In just three weeks and one day, our beloved 100-watt incandescent bulbs will join cocaine, shoulder-fired missiles, and heroin as illegal to sell in the USA. Aside from the lighting, what’s wrong with this picture? Why must our choice of light bulbs be constricted by the federal government? What’s next? Our choice of clothes, furniture or — here’s an idea for the Department of Education — the books adults may legally read? Will it come down to a two-way choice, between Dreams From My Father and The Audacity of Hope? Where will government intervention in our personal decisions end? Mandated “green” coffins and “environmentally friendly” tombstones?
Each of us has our own way of coping with the wretchedness of the oncoming days of mercury-lit, or halogen-glaring horror. For example, I described mine here and PJM’s Claudia Rosett described hers here.
It pains me acutely — like an attack of appendicitis — to write this paragraph, but an excellent article on the choices of light bulbs legally available both before and after December 31 appeared in one of the least reliable and my own least favorite newspaper in the United States.

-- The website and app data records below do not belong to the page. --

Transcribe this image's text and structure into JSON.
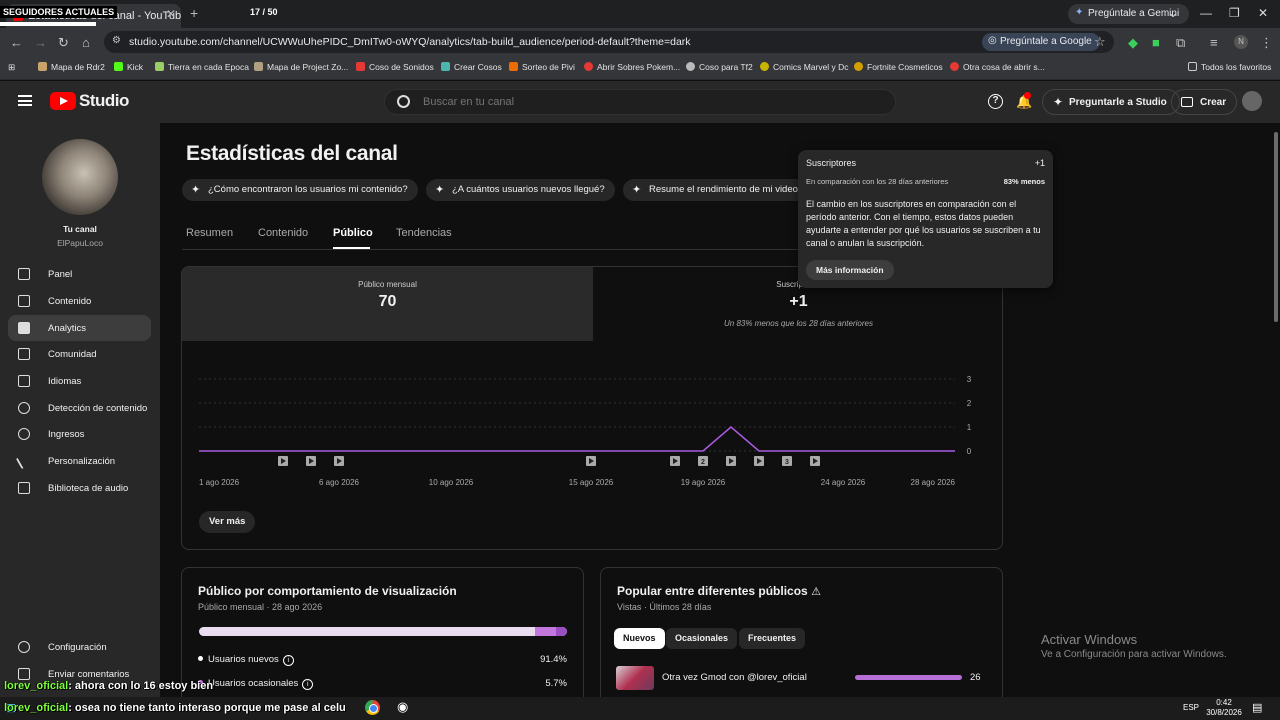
{
  "overlay": {
    "seguidores_label": "SEGUIDORES ACTUALES",
    "counter": "17 / 50"
  },
  "browser": {
    "tab_title": "Estadísticas del canal - YouTube",
    "gemini_button": "Pregúntale a Gemini",
    "url": "studio.youtube.com/channel/UCWWuUhePIDC_DmITw0-oWYQ/analytics/tab-build_audience/period-default?theme=dark",
    "ask_google": "Pregúntale a Google",
    "profile_initial": "N",
    "bookmarks": [
      "Mapa de Rdr2",
      "Kick",
      "Tierra en cada Epoca",
      "Mapa de Project Zo...",
      "Coso de Sonidos",
      "Crear Cosos",
      "Sorteo de Pivi",
      "Abrir Sobres Pokem...",
      "Coso para Tf2",
      "Comics Marvel y Dc",
      "Fortnite Cosmeticos",
      "Otra cosa de abrir s..."
    ],
    "bookmarks_all": "Todos los favoritos"
  },
  "header": {
    "logo_text": "Studio",
    "search_placeholder": "Buscar en tu canal",
    "ask_studio": "Preguntarle a Studio",
    "create": "Crear"
  },
  "sidebar": {
    "tu_canal": "Tu canal",
    "channel_name": "ElPapuLoco",
    "items": [
      {
        "label": "Panel",
        "icon": "dashboard-icon"
      },
      {
        "label": "Contenido",
        "icon": "content-icon"
      },
      {
        "label": "Analytics",
        "icon": "analytics-icon"
      },
      {
        "label": "Comunidad",
        "icon": "community-icon"
      },
      {
        "label": "Idiomas",
        "icon": "subtitles-icon"
      },
      {
        "label": "Detección de contenido",
        "icon": "copyright-icon"
      },
      {
        "label": "Ingresos",
        "icon": "earn-icon"
      },
      {
        "label": "Personalización",
        "icon": "customization-icon"
      },
      {
        "label": "Biblioteca de audio",
        "icon": "audio-library-icon"
      }
    ],
    "settings": "Configuración",
    "feedback": "Enviar comentarios"
  },
  "main": {
    "title": "Estadísticas del canal",
    "chips": [
      "¿Cómo encontraron los usuarios mi contenido?",
      "¿A cuántos usuarios nuevos llegué?",
      "Resume el rendimiento de mi video"
    ],
    "tabs": [
      "Resumen",
      "Contenido",
      "Público",
      "Tendencias"
    ],
    "active_tab": "Público",
    "metric_left": {
      "label": "Público mensual",
      "value": "70"
    },
    "metric_right": {
      "label": "Suscriptores",
      "value": "+1",
      "sub": "Un 83% menos que los 28 días anteriores"
    },
    "ver_mas": "Ver más"
  },
  "chart_data": {
    "type": "line",
    "x_ticks": [
      "1 ago 2026",
      "6 ago 2026",
      "10 ago 2026",
      "15 ago 2026",
      "19 ago 2026",
      "24 ago 2026",
      "28 ago 2026"
    ],
    "y_ticks": [
      "3",
      "2",
      "1",
      "0"
    ],
    "ylim": [
      0,
      3
    ],
    "series": [
      {
        "color": "#a95be0",
        "x": [
          "2026-08-01",
          "2026-08-02",
          "2026-08-03",
          "2026-08-04",
          "2026-08-05",
          "2026-08-06",
          "2026-08-07",
          "2026-08-08",
          "2026-08-09",
          "2026-08-10",
          "2026-08-11",
          "2026-08-12",
          "2026-08-13",
          "2026-08-14",
          "2026-08-15",
          "2026-08-16",
          "2026-08-17",
          "2026-08-18",
          "2026-08-19",
          "2026-08-20",
          "2026-08-21",
          "2026-08-22",
          "2026-08-23",
          "2026-08-24",
          "2026-08-25",
          "2026-08-26",
          "2026-08-27",
          "2026-08-28"
        ],
        "values": [
          0,
          0,
          0,
          0,
          0,
          0,
          0,
          0,
          0,
          0,
          0,
          0,
          0,
          0,
          0,
          0,
          0,
          0,
          0,
          1,
          0,
          0,
          0,
          0,
          0,
          0,
          0,
          0
        ]
      }
    ],
    "video_markers": [
      {
        "date": "2026-08-04",
        "label": ""
      },
      {
        "date": "2026-08-05",
        "label": ""
      },
      {
        "date": "2026-08-06",
        "label": ""
      },
      {
        "date": "2026-08-15",
        "label": ""
      },
      {
        "date": "2026-08-18",
        "label": ""
      },
      {
        "date": "2026-08-19",
        "label": "2"
      },
      {
        "date": "2026-08-20",
        "label": ""
      },
      {
        "date": "2026-08-21",
        "label": ""
      },
      {
        "date": "2026-08-22",
        "label": "3"
      },
      {
        "date": "2026-08-23",
        "label": ""
      }
    ]
  },
  "tooltip": {
    "title": "Suscriptores",
    "value": "+1",
    "compare": "En comparación con los 28 días anteriores",
    "percent": "83% menos",
    "body": "El cambio en los suscriptores en comparación con el período anterior. Con el tiempo, estos datos pueden ayudarte a entender por qué los usuarios se suscriben a tu canal o anulan la suscripción.",
    "more": "Más información"
  },
  "viewer_card": {
    "title": "Público por comportamiento de visualización",
    "sub": "Público mensual · 28 ago 2026",
    "segments": [
      {
        "label": "Usuarios nuevos",
        "pct": "91.4%",
        "value": 91.4
      },
      {
        "label": "Usuarios ocasionales",
        "pct": "5.7%",
        "value": 5.7
      },
      {
        "label": "",
        "pct": "",
        "value": 2.9
      }
    ]
  },
  "popular_card": {
    "title": "Popular entre diferentes públicos",
    "sub": "Vistas · Últimos 28 días",
    "chips": [
      "Nuevos",
      "Ocasionales",
      "Frecuentes"
    ],
    "item_title": "Otra vez Gmod con @lorev_oficial",
    "item_count": "26"
  },
  "windows": {
    "activate": "Activar Windows",
    "activate_sub": "Ve a Configuración para activar Windows."
  },
  "chat": [
    {
      "user": "lorev_oficial",
      "text": ": ahora con lo 16 estoy bien"
    },
    {
      "user": "lorev_oficial",
      "text": ": osea no tiene tanto interaso porque me pase al celu"
    }
  ],
  "tray": {
    "lang": "ESP",
    "time": "0:42",
    "date": "30/8/2026"
  }
}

Yes, The New York Times, here. One reason the article was so good was that it steered clear of politics, not even mentioning that it was none other than President George W. Bush who signed this egregious legislation into law. The existence of this welcome lacuna was doubtless because the article appeared in the Thursday “Home” section. Had it been an editorial or what they call at the Times a “news story” (known elsewhere as an editorial) in the main news section, the entire focus would have been on Bush.

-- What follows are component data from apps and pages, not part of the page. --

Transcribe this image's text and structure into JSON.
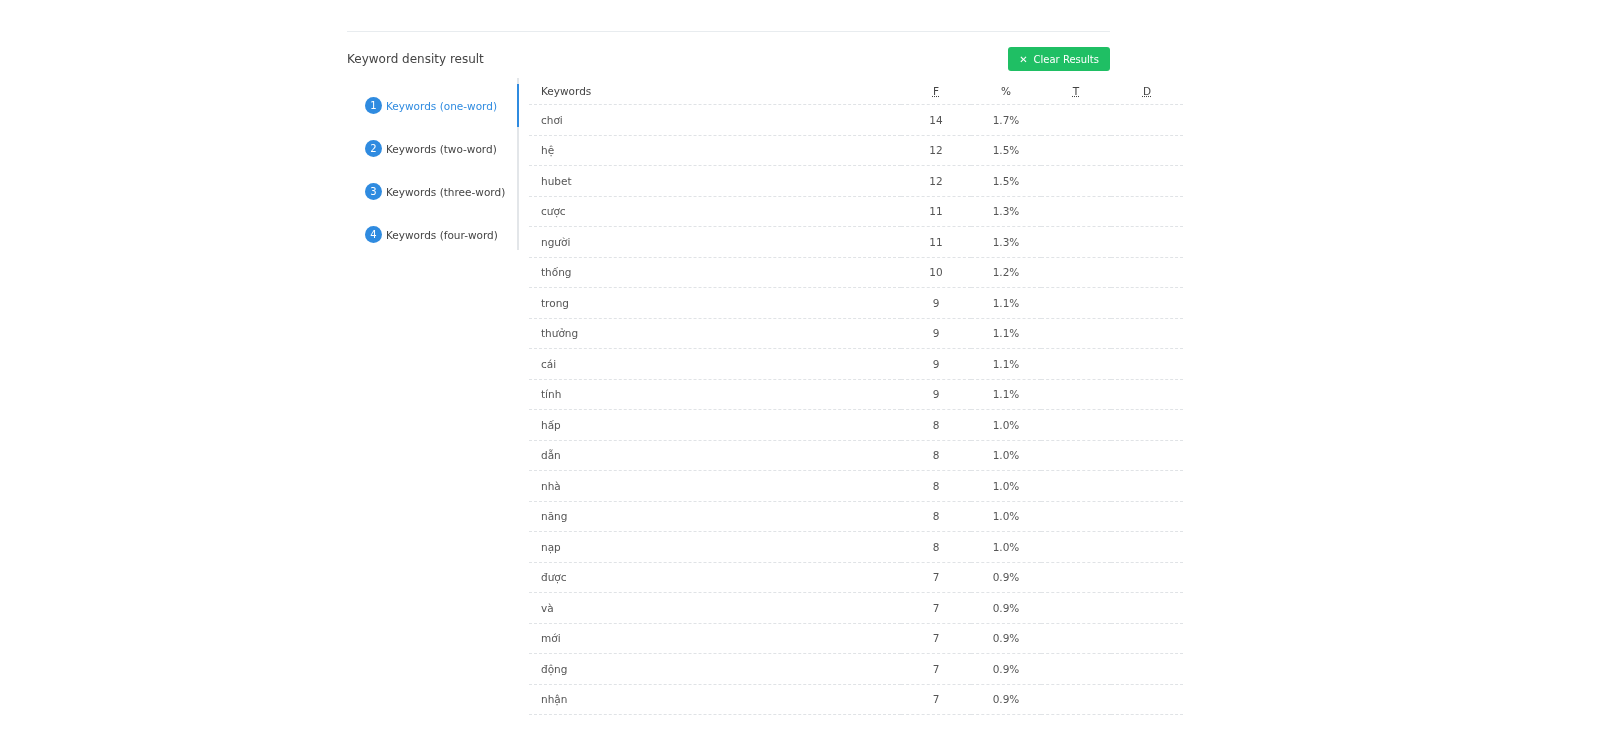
{
  "title": "Keyword density result",
  "clear_button": {
    "icon": "✕",
    "label": "Clear Results"
  },
  "tabs": [
    {
      "number": "1",
      "label": "Keywords (one-word)",
      "selected": true
    },
    {
      "number": "2",
      "label": "Keywords (two-word)",
      "selected": false
    },
    {
      "number": "3",
      "label": "Keywords (three-word)",
      "selected": false
    },
    {
      "number": "4",
      "label": "Keywords (four-word)",
      "selected": false
    }
  ],
  "table": {
    "columns": [
      {
        "label": "Keywords",
        "abbr": false
      },
      {
        "label": "F",
        "abbr": true
      },
      {
        "label": "%",
        "abbr": false
      },
      {
        "label": "T",
        "abbr": true
      },
      {
        "label": "D",
        "abbr": true
      }
    ],
    "rows": [
      [
        "chơi",
        "14",
        "1.7%"
      ],
      [
        "hệ",
        "12",
        "1.5%"
      ],
      [
        "hubet",
        "12",
        "1.5%"
      ],
      [
        "cược",
        "11",
        "1.3%"
      ],
      [
        "người",
        "11",
        "1.3%"
      ],
      [
        "thống",
        "10",
        "1.2%"
      ],
      [
        "trong",
        "9",
        "1.1%"
      ],
      [
        "thưởng",
        "9",
        "1.1%"
      ],
      [
        "cái",
        "9",
        "1.1%"
      ],
      [
        "tính",
        "9",
        "1.1%"
      ],
      [
        "hấp",
        "8",
        "1.0%"
      ],
      [
        "dẫn",
        "8",
        "1.0%"
      ],
      [
        "nhà",
        "8",
        "1.0%"
      ],
      [
        "năng",
        "8",
        "1.0%"
      ],
      [
        "nạp",
        "8",
        "1.0%"
      ],
      [
        "được",
        "7",
        "0.9%"
      ],
      [
        "và",
        "7",
        "0.9%"
      ],
      [
        "mới",
        "7",
        "0.9%"
      ],
      [
        "động",
        "7",
        "0.9%"
      ],
      [
        "nhận",
        "7",
        "0.9%"
      ]
    ]
  }
}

And now, as the days dwindle down to a precious few, we incandescent light bulb-lovers have been accorded our own song. Yes, a melody with soulful lyrics, and a candle-lit video to express our roiling, complex mix of feelings, ranging from outrage to horror to sorrow. It’s a heady fusion of emotions, with all who’re concerned about this impending disaster living in a state of incandescent fury and palpitating dread, as we descend on Home Depots and Lowes stores, as well as neighborhood hardware stores, swooping up cartfuls of these precious, soon-to-be-forever-banned 100-watt incandescent bulbs, along with dimmable incandescent floodlights.

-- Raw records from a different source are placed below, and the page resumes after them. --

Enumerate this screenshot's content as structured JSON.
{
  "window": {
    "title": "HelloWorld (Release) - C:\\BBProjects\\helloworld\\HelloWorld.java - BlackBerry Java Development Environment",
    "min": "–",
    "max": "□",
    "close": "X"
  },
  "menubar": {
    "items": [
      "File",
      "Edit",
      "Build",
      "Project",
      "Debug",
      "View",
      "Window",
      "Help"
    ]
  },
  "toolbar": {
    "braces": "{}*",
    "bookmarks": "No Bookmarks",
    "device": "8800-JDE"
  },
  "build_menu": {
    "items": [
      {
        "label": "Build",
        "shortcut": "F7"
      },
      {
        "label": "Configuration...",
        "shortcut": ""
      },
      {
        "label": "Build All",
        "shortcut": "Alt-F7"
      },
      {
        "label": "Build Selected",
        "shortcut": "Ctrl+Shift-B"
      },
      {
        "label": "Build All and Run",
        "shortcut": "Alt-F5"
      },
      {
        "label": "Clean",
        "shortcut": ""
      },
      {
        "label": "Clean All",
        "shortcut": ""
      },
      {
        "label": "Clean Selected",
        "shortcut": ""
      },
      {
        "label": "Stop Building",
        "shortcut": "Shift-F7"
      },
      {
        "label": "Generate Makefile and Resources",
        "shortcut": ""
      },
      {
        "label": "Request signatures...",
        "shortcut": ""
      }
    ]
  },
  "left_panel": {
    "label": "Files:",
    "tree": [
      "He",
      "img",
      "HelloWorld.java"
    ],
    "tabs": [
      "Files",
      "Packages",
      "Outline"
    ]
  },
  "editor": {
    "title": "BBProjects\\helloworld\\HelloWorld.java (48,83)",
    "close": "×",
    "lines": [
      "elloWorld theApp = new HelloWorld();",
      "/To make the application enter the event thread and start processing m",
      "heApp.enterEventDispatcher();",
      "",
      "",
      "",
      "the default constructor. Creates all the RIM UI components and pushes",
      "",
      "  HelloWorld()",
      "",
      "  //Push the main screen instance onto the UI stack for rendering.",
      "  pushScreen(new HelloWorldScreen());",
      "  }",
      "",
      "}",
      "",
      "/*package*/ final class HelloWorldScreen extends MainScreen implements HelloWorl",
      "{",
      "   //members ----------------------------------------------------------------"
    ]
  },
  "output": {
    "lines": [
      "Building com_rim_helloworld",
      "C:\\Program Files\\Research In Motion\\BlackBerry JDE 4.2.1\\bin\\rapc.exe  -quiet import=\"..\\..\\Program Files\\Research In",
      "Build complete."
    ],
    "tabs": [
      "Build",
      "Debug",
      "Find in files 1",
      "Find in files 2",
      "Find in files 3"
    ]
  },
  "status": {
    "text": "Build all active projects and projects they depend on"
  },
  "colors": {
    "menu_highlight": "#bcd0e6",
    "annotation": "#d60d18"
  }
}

When friends come for dinner, we turn down the dimmers, and magically, everyone appears gently younger than they actually are. “You look marvelous,” they say, and, of course, everyone does look marvelous when illuminated by 20 watts when the 65-watt incandescent flood lights are dimmed. For that matter, everyone also looks great in the dark. But we do have to see our food, and so some illumination is helpful.
Soon, we’ll all be gathering under New Bulbs, illuminating every imaginable detail of our lives, not to mention our food and ourselves. We’ll look back with nostalgic tristesse at the many books we read by 100-watt incandescents, and remember our friends’ beloved faces kindly lit with a little help from our dimmers. It may come as quite a shock to see what they really look like.
As we collectively prepare for the grim realities ahead, we can hum along to this lilting song, brought to us by the folks at the Club For Growth. I know — who knew or even imagined they purveyed heart-rending ballads, as well as hard economic data? But they do.
To watch this farewell song to man’s greatest invention for reading — indeed for living in all its many splendors — between sunset and sunrise, click here. Hear it and weep. Or read a good book by one of your remaining 100-watt incandescents and dream of the glory days soon to be snuffed out by legislative fiat in one of the dumbest acts of Congress since Congress first convened.
May there be a moment of silence at the Thomas A. Edison Service Area on the New Jersey Turnpike on December 31 at midnight, in honor of the great inventor of the incandescent light bulb.